  2. S. A. Polyzos, A. D. Anastasilakis, and G. Arsos, “Acute transient thyroid swelling following needle biopsy: an update,” Hormones, vol. 11, no. 2, pp. 147–150, 2012. View at Publisher · View at Google Scholar · View at Scopus
  3. A. Kobayashi, K. Kuma, F. Matsuzuka, K. Hirai, S. Fukata, and M. Sugawara, “Thyrotoxicosis after needle aspiration of thyroid cyst,” Journal of Clinical Endocrinology and Metabolism, vol. 75, no. 1, pp. 21–24, 1992. View at Publisher · View at Google Scholar · View at Scopus
  4. B. D. Anawalt, A. D. Rogol, and J. A. Wexler, “Myth vs fact: the human chorionic gonadotropin (hCG) diet,” 2012,
  5. I. Trinchard-Lugan, A. Khan, H. C. Porchet, and A. Munafo, “Pharmacokinetics and pharmacodynamics of recombinant human chorionic gonadotrophin in healthy male and female volunteers,” Reproductive Biomedicine Online, vol. 4, no. 2, pp. 106–115, 2002. View at Publisher · View at Google Scholar · View at Scopus
  6. D. Glinoer, “The regulation of thyroid function during normal pregnancy: importance of the iodine nutrition status,” Best Practice and Research: Clinical Endocrinology and Metabolism, vol. 18, no. 2, pp. 133–152, 2004. View at Publisher · View at Google Scholar · View at Scopus

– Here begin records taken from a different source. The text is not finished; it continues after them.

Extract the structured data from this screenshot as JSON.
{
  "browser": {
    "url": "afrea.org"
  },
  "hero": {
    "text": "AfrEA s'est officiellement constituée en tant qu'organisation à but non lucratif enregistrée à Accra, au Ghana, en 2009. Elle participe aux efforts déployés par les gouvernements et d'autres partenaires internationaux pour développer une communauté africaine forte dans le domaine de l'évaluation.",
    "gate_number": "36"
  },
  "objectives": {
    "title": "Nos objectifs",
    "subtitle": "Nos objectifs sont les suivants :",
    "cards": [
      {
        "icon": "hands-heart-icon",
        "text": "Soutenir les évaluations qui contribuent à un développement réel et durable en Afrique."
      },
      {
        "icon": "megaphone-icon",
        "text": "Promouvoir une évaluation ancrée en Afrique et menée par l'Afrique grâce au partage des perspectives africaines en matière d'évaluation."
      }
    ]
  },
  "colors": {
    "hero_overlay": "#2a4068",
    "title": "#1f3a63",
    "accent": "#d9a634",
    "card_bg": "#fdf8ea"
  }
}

  7. D. Glinoer, “What happens to the normal thyroid during pregnancy?” Thyroid, vol. 9, no. 7, pp. 631–635, 1999. View at Publisher · View at Google Scholar · View at Scopus